Problem details =>
Locate the word "JSON" in the data below, then copy every line that holds it.

Given records =>
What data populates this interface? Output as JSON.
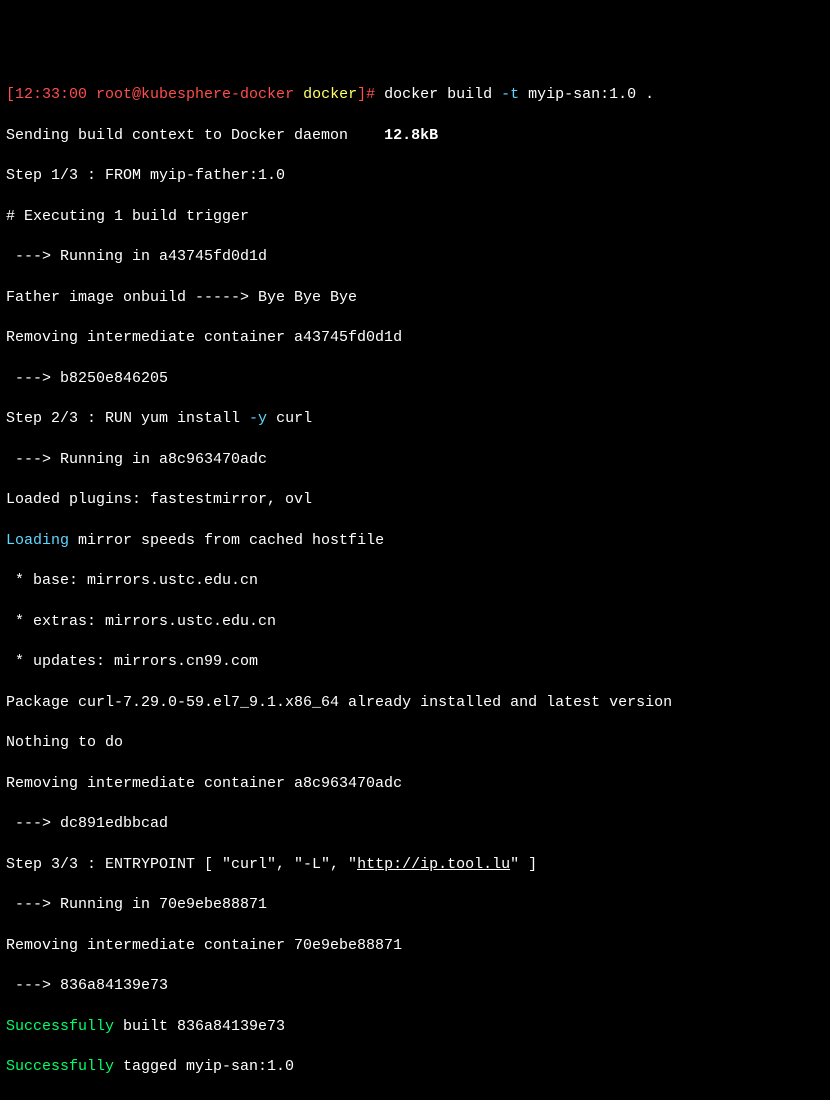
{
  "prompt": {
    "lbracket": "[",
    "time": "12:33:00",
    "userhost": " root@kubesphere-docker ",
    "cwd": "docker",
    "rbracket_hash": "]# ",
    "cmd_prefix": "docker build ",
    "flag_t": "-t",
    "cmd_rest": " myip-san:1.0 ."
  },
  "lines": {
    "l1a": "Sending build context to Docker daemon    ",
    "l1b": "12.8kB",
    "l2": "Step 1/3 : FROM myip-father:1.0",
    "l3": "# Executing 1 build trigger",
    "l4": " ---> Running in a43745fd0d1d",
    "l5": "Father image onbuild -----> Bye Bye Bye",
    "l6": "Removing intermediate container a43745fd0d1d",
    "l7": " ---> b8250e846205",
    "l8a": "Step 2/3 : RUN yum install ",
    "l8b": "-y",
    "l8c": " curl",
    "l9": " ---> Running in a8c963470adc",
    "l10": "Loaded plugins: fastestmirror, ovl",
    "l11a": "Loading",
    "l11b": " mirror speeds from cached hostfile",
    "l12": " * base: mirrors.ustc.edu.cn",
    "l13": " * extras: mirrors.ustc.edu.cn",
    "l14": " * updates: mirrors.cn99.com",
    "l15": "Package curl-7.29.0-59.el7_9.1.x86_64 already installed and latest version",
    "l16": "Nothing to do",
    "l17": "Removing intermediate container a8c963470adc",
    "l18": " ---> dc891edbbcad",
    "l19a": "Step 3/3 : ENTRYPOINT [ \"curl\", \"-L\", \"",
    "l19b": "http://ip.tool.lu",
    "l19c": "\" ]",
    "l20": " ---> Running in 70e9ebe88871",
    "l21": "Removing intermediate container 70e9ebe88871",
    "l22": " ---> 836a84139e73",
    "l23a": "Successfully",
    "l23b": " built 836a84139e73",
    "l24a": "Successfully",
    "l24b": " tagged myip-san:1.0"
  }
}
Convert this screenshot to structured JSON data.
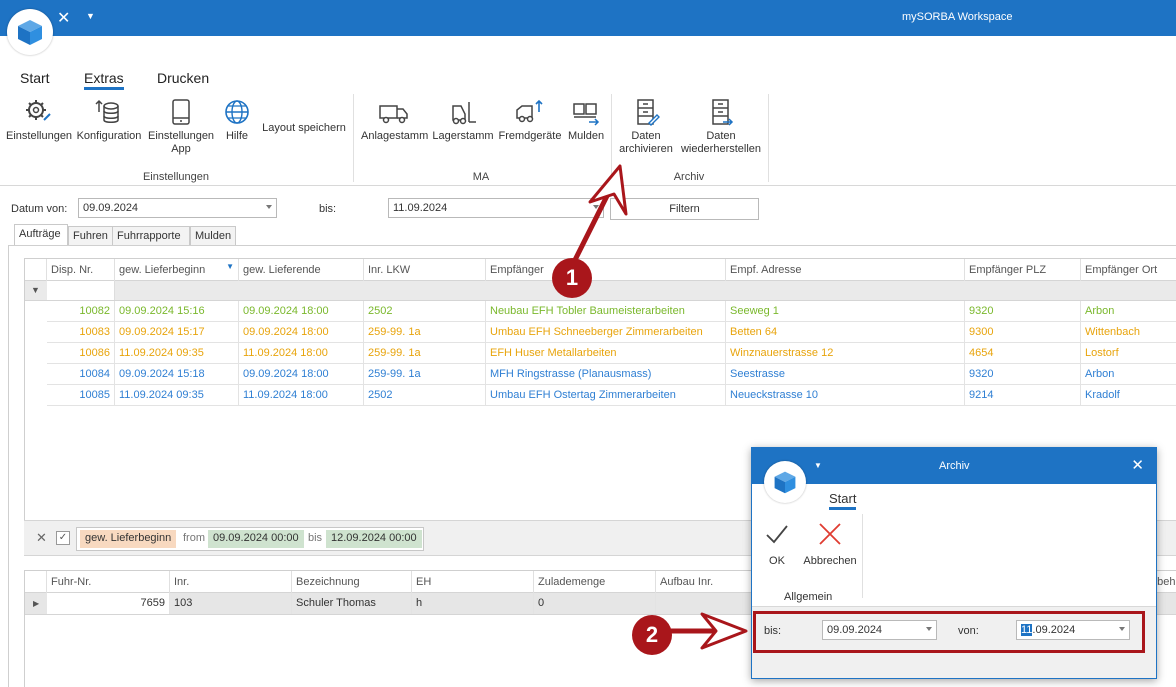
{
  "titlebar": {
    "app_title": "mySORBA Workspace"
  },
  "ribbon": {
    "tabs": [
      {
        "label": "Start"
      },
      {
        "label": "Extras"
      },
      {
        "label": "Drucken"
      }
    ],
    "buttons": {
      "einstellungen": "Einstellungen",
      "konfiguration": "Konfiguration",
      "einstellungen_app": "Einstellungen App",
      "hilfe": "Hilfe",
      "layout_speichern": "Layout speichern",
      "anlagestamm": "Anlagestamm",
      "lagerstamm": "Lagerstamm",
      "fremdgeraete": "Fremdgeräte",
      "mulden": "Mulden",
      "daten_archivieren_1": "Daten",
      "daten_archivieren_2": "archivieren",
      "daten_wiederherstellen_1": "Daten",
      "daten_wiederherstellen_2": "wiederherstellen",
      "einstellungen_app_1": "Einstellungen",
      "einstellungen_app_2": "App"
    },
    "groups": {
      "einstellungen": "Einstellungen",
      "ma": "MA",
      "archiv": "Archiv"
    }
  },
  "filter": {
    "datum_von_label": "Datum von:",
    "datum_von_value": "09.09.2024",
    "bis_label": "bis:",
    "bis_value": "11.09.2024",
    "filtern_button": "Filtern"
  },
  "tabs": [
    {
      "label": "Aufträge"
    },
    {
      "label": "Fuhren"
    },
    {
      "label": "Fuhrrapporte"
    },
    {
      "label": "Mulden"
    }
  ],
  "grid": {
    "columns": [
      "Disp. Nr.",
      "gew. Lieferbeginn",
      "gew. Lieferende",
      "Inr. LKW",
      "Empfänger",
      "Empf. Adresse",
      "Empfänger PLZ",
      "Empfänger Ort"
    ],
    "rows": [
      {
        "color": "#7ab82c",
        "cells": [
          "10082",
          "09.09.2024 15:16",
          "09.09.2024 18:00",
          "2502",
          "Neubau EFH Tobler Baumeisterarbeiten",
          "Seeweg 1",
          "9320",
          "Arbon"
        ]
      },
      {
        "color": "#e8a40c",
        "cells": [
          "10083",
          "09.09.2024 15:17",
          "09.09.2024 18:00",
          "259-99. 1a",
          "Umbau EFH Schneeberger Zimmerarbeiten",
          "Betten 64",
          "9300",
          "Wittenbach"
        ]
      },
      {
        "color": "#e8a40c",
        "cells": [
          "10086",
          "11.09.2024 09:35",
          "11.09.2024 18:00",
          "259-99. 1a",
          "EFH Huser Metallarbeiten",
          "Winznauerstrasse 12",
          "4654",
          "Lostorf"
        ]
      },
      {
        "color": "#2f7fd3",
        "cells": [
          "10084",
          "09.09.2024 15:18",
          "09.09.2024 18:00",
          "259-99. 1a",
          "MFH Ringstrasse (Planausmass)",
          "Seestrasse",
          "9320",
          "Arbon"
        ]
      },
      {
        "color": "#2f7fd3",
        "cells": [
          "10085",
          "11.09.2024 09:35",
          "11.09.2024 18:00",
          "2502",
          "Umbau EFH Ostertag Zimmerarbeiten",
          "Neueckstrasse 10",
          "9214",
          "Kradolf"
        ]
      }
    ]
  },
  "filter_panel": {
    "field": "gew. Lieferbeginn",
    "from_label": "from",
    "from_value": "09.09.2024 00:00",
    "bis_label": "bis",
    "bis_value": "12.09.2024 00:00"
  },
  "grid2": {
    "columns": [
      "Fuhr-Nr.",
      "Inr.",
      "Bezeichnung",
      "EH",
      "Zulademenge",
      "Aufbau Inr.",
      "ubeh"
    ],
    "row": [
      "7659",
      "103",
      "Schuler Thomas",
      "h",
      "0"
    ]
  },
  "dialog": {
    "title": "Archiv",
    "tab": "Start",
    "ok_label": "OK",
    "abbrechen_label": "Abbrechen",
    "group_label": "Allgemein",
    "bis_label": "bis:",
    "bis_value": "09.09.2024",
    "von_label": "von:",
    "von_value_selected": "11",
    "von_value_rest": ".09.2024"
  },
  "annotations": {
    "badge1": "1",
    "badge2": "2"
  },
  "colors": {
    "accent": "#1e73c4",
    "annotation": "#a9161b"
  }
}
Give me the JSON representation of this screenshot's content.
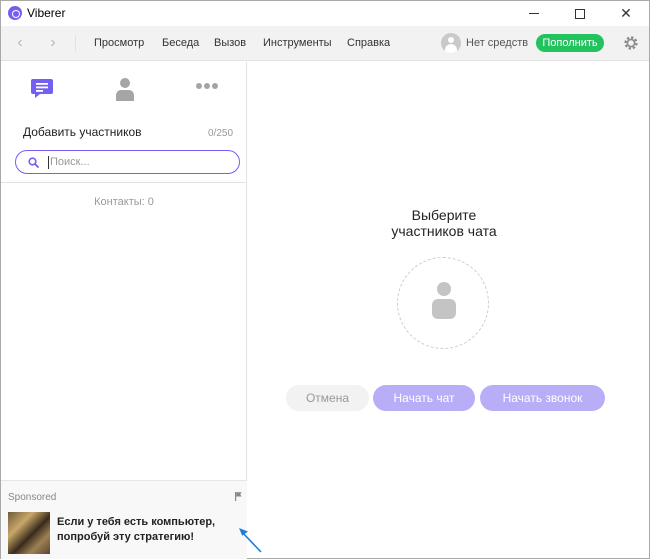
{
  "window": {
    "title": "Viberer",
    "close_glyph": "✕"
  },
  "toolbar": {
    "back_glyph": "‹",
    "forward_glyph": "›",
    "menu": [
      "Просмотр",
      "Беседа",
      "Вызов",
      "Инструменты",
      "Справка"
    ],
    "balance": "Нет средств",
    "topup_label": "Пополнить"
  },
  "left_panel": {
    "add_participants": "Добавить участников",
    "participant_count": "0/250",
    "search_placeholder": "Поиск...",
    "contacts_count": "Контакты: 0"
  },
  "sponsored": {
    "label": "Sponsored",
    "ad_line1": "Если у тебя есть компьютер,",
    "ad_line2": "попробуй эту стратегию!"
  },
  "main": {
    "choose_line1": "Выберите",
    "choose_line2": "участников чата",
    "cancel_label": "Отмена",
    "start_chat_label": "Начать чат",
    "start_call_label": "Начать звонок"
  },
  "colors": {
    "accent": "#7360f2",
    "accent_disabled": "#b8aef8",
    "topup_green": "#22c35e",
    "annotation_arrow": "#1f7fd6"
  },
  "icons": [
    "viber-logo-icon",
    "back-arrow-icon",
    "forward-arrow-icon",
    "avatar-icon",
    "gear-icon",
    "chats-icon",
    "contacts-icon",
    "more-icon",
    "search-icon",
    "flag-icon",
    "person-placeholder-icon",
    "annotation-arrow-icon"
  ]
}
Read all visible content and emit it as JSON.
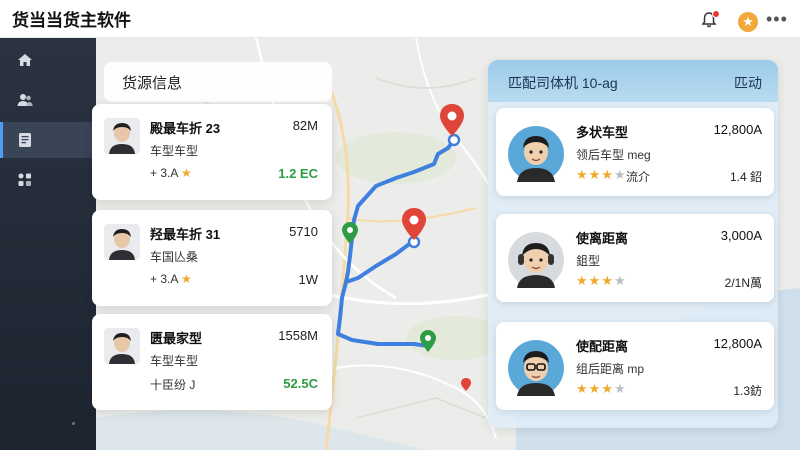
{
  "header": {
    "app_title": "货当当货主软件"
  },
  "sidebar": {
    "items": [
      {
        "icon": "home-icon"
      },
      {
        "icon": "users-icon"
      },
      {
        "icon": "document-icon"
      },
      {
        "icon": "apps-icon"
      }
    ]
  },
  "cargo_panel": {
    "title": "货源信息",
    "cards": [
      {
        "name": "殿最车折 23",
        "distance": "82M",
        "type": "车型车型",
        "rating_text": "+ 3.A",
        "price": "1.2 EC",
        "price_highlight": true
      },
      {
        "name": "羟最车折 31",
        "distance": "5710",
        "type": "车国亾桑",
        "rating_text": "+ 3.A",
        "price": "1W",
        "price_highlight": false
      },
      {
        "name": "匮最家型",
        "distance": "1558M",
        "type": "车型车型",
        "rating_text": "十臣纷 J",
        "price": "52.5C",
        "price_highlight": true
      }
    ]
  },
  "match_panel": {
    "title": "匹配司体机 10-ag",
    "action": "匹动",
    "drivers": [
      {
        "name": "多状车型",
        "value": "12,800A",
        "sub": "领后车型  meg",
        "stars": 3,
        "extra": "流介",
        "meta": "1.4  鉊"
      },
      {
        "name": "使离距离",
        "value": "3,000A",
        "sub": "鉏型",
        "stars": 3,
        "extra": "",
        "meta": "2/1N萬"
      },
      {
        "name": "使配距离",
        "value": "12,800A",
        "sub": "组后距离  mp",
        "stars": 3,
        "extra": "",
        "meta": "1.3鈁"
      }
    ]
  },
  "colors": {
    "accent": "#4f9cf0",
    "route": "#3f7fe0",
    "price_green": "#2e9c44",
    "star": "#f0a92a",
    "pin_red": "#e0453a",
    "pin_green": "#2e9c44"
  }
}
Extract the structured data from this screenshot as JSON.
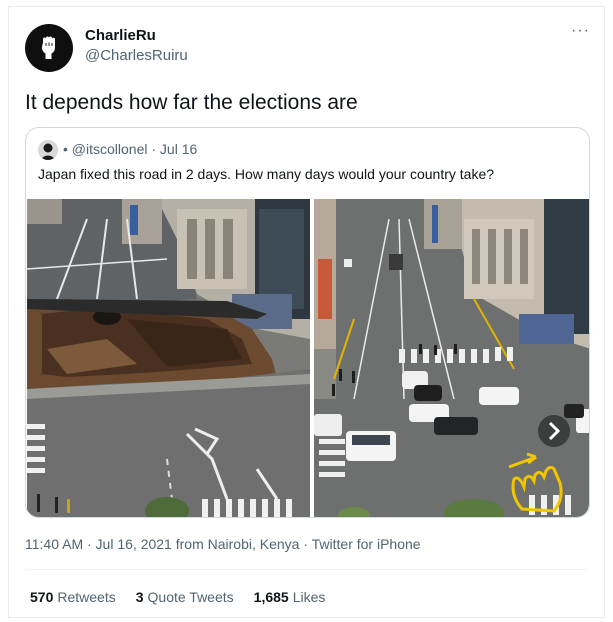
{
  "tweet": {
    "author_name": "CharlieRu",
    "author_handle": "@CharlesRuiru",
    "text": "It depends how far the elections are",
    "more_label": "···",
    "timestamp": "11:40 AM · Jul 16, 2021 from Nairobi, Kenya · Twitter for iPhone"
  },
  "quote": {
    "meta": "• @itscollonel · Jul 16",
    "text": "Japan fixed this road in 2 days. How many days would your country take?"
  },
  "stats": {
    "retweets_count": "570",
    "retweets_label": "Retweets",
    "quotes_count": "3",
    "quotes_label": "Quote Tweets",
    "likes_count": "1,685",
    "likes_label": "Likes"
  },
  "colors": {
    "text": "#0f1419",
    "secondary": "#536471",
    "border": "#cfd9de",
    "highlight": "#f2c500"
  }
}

Answer section =>
What data populates this interface? Output as JSON.
Convert this screenshot to structured JSON data.
Give me the JSON representation of this screenshot's content.
Read all visible content and emit it as JSON.
Extract the structured data from this screenshot as JSON.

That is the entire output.